Arias v. United States, 388 F. Supp. 736 (C.D. Cal. 1975)
January 28, 1975
UNITED STATES of America, Respondent.
United States District Court, C. D. California.
*737 Roger S. Hanson, Woodland Hills, Cal., for petitioner.
William D. Keller, U. S. Atty., Eric A. Nobles, Asst. U. S. Atty., Chief, Crim. Div., Dominick W. Rubalcava, Asst. U. S. Atty., Los Angeles, Cal., for respondent.
MEMORANDUM OF DECISION
WILLIAM P. GRAY, District Judge.
Vincent W. Arias is in the custody of the Attorney General because of a sentence imposed by this court on February 26, 1973, following his conviction of the offense of conspiracy to possess, and possession of, a controlled substance with the intent to sell, in violation of 21 U.S.C. §§ 846 and 841(a) (1). He seeks to have such judgment set aside pursuant to 28 U.S.C. § 2255, contending that at the trial he was denied the Sixth Amendment right "to be confronted with the witnesses against him."
At the trial, Alphonse Moody, an undercover narcotics agent, testified that a drug transaction had been arranged with one Alfred Arellanes in the course of which Arellanes led him to a residential neighborhood in east Los Angeles. Moody testified, "[Arellanes] told me his people were here, and that he would have to go back and talk to them." (Tr., page 54). He further testified that Arellanes left Moody's vehicle, disappeared around the corner, and returned a few minutes later carrying a brown paper bag containing heroin. Gary Carter, a special investigator, and William Olney, a police officer, had been maintaining surveillance around the corner covering an area that Agent Moody was unable to see. They observed Arellanes conversing with Arias a few times on the public sidewalk. Shortly after one of these conversations, Arias walked to the corner and looked in the direction of Moody's vehicle. Arias later walked with Arellanes in the opposite direction and went beyond the officers' field of vision. During the course of the final conversation following this brief disappearance, a brown bag appeared in Arellanes' possession. None of the officers testified that they witnessed Arias actually possessing the brown bag. Arellanes did not testify.

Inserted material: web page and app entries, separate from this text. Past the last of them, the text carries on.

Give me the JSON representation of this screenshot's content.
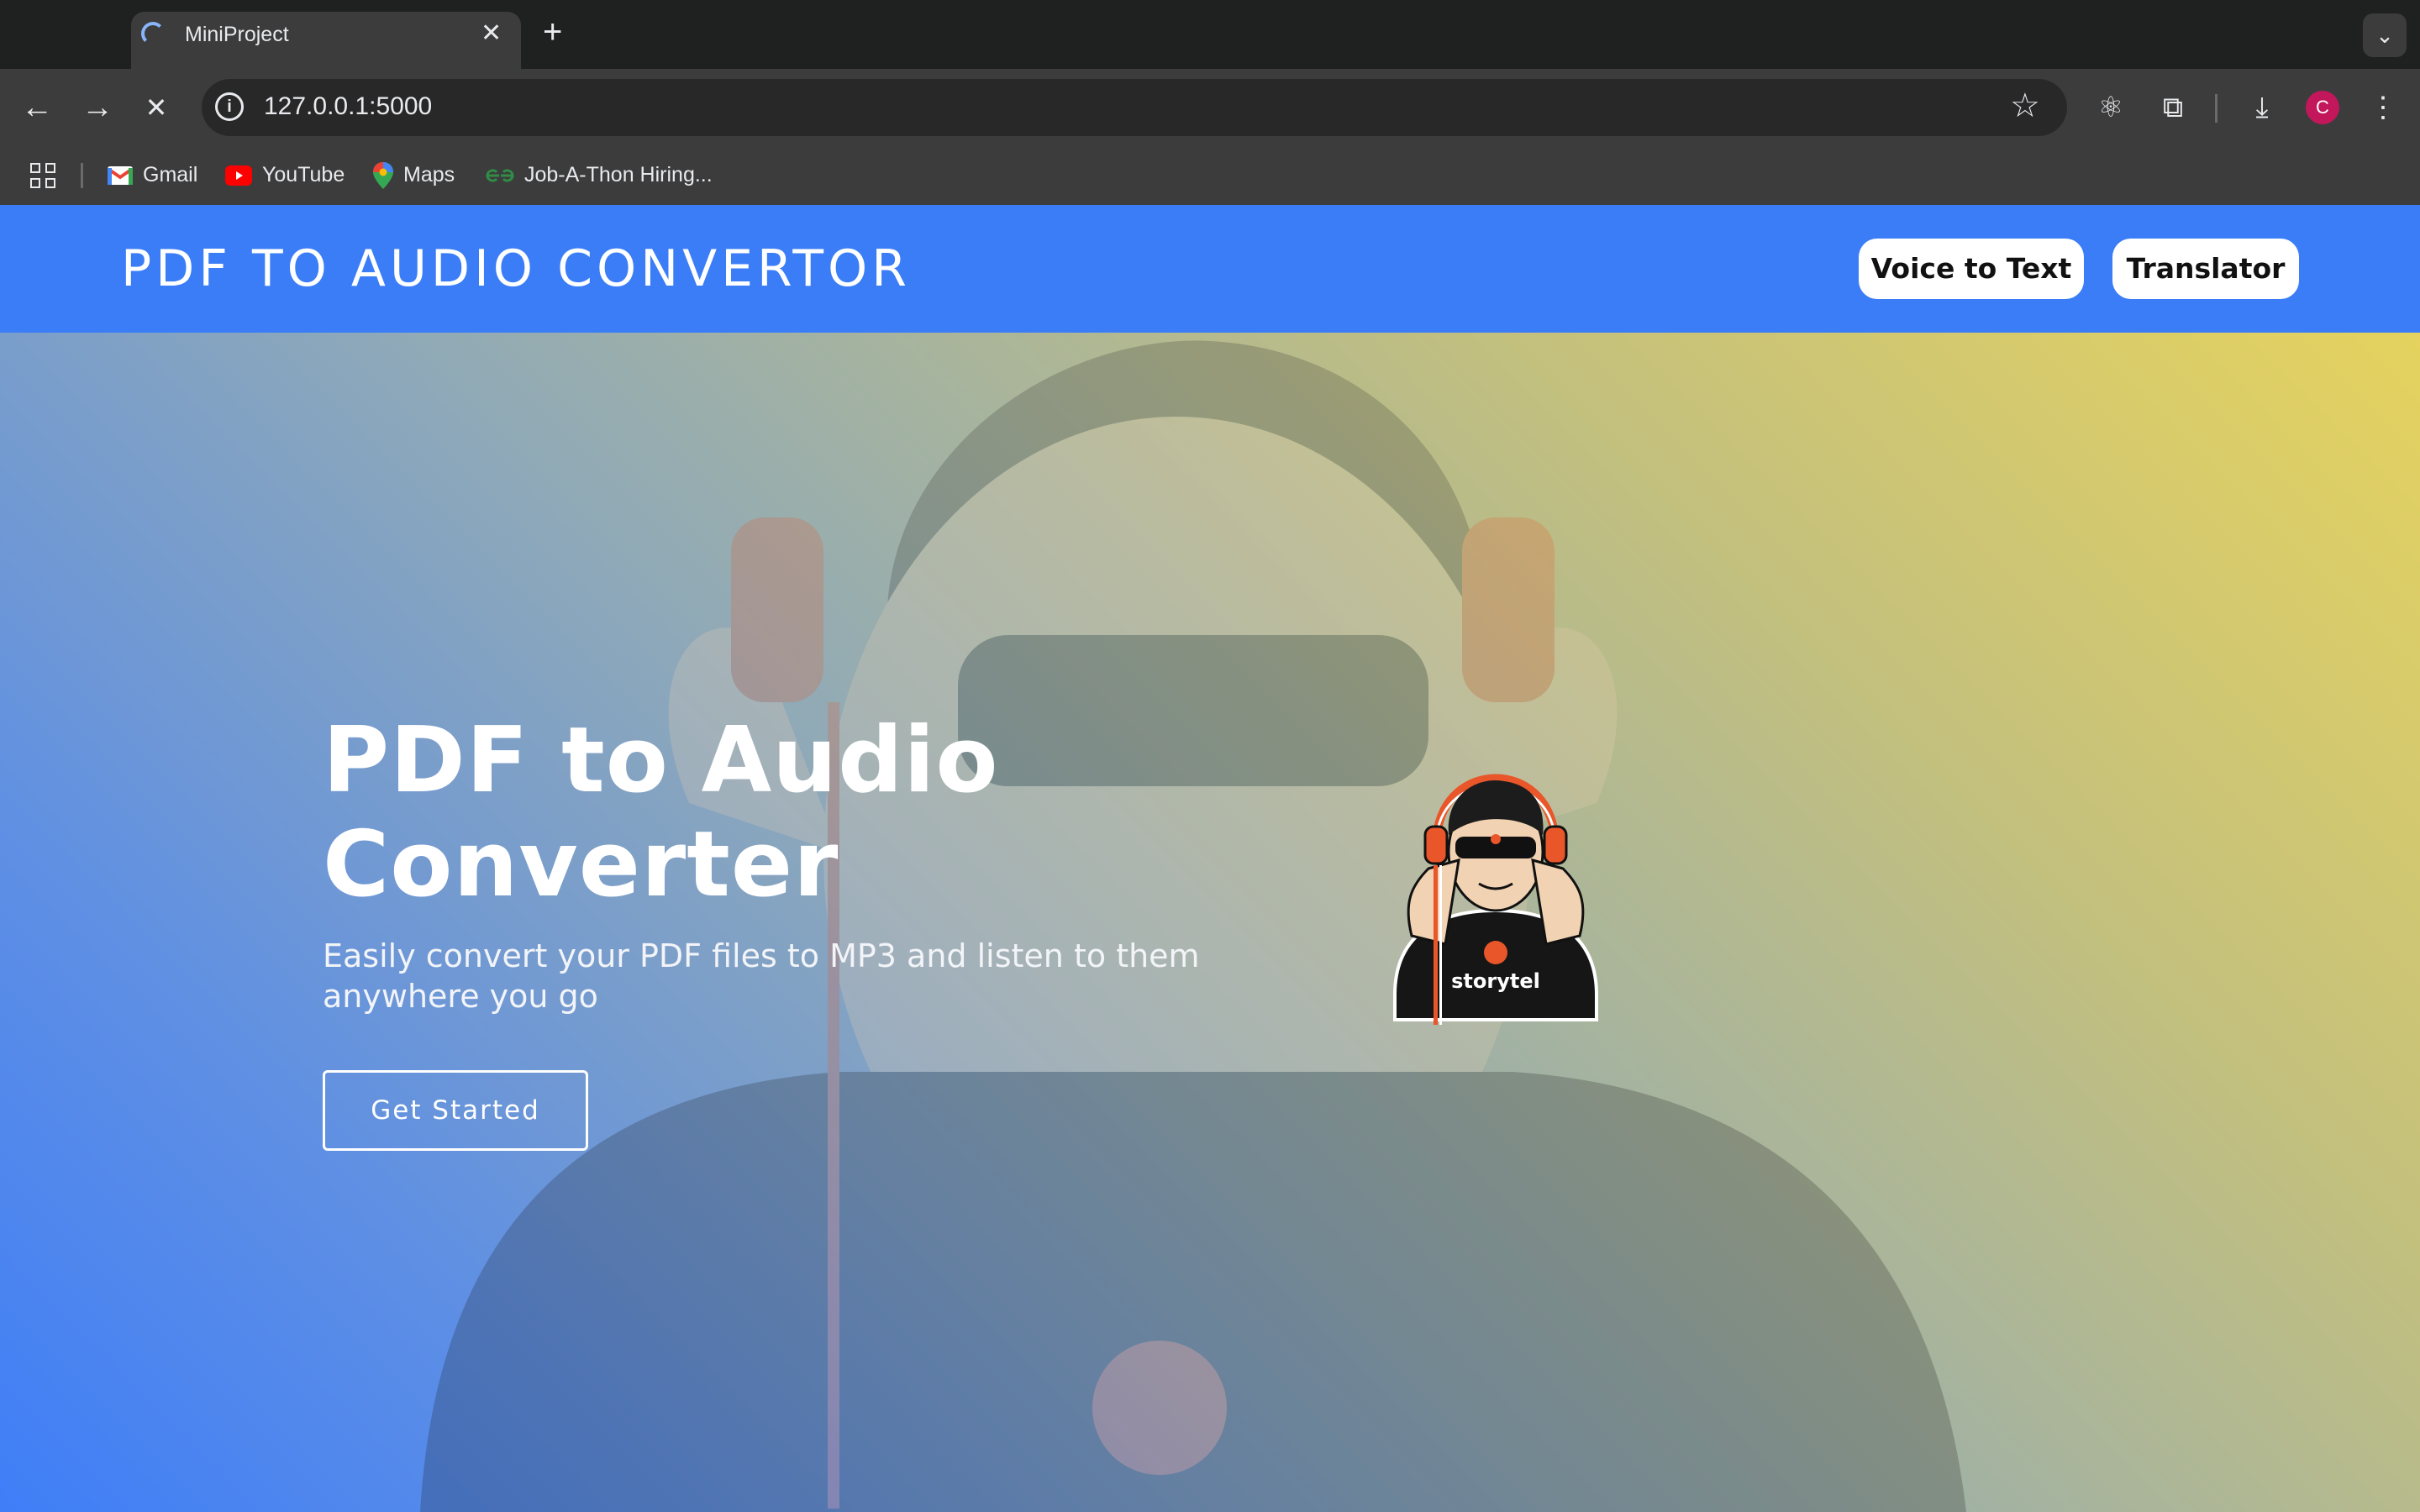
{
  "browser": {
    "tab": {
      "title": "MiniProject",
      "close_glyph": "✕"
    },
    "new_tab_glyph": "+",
    "tab_menu_glyph": "⌄",
    "nav": {
      "back_glyph": "←",
      "forward_glyph": "→",
      "stop_glyph": "✕"
    },
    "address": {
      "info_glyph": "i",
      "url": "127.0.0.1:5000"
    },
    "star_glyph": "☆",
    "toolbar_icons": {
      "react_glyph": "⚛",
      "extensions_glyph": "⧉",
      "download_glyph": "⤓",
      "menu_glyph": "⋮"
    },
    "profile_initial": "C",
    "bookmarks": [
      {
        "label": "Gmail",
        "icon": "gmail-icon"
      },
      {
        "label": "YouTube",
        "icon": "youtube-icon"
      },
      {
        "label": "Maps",
        "icon": "maps-icon"
      },
      {
        "label": "Job-A-Thon Hiring...",
        "icon": "gfg-icon"
      }
    ]
  },
  "page": {
    "site_title": "PDF TO AUDIO CONVERTOR",
    "nav_buttons": [
      "Voice to Text",
      "Translator"
    ],
    "hero": {
      "title": "PDF to Audio Converter",
      "subtitle": "Easily convert your PDF files to MP3 and listen to them anywhere you go",
      "cta_label": "Get Started"
    },
    "mascot_brand": "storytel"
  },
  "colors": {
    "header_blue": "#3b7df7",
    "gradient_yellow": "#ead55a",
    "gradient_blue": "#3f7ef8",
    "headphone_orange": "#e8562a"
  }
}
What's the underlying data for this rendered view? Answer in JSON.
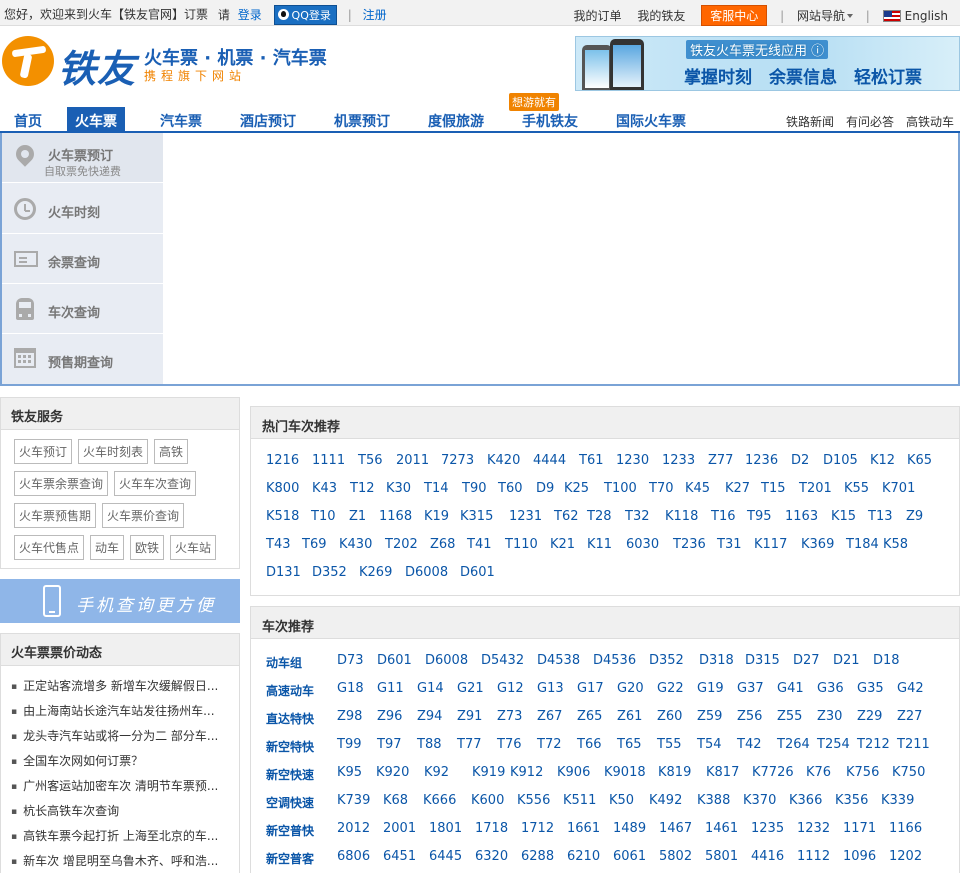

The petitioner maintains that the use of the statement by Arellanes that "my people are here", coupled with the testimony that Arellanes and Arias had been speaking together, denied him his constitutional right to confront and cross-examine Arellanes.
In admitting the challenged hearsay declaration, this court relied on the co-conspirator hearsay exception. It *738 is well established that testimony of out-of-court declarations implicating another is admissible, notwithstanding its hearsay character, if there is independent evidence that at the time of the statement the declarant and the other person were engaged in a concert of action involving the criminal conduct in question. United States v. Griffin, 434 F.2d 978, 983-984 (9th Cir. 1970). However, the court now holds substantial reservations regarding the appropriateness of its ruling admitting the declaration.
The purpose of the Confrontation Clause is "to advance a practical concern for the accuracy of the truth-determining process . . .." Dutton v. Evans, 400 U.S. 74, 89, 91 S. Ct. 210, 220, 27 L. Ed. 2d 213 (1970). Thus, statements introduced under hearsay exceptions that may dispense with the literal right to "confrontation" must be subjected to careful scrutiny so that the trier of fact is afforded a satisfactory basis for evaluating the truth of the statement. California v. Green, 399 U.S. 149, at 161-162, 90 S. Ct. 1930, 26 L. Ed. 2d 489 (1970).
In this case the truth of the statement was not substantiated by evidence adduced at trial. It was offered to prove the fact that Arias, being one of Arellanes' "people", played some role in the drug transaction. Collateral evidence of Arias' complicity was sparse, and the circumstances surrounding the statement (i. e., a street drug transaction, the witnesses not being privy to the Arias-Arellanes conversations, etc.) detract from its reliability. Unlikely as it may be, there is a possibility that Arellanes was referring to someone other than Arias in the remark concerning "his people". Although the two men were acknowledgedly acquainted, it is also possible that their meeting was by chance or, at least, unrelated to the criminal offense.
"The relevant factual inquiry [for assessing a statement's reliability] is whether, under the circumstances, the unavailability of the declarant for cross-examination deprived the jury of a satisfactory basis for evaluating the truth of the extrajudicial declaration." United States v. Adams, 446 F.2d 681, 683 (9th Cir. 1971). This court now feels obliged to answer such inquiry in the affirmative.
Accordingly, the court now concludes that the petitioner was unconstitutionally denied his Sixth Amendment right to confront and cross-examine Arellanes, and that the judgment of conviction must be vacated.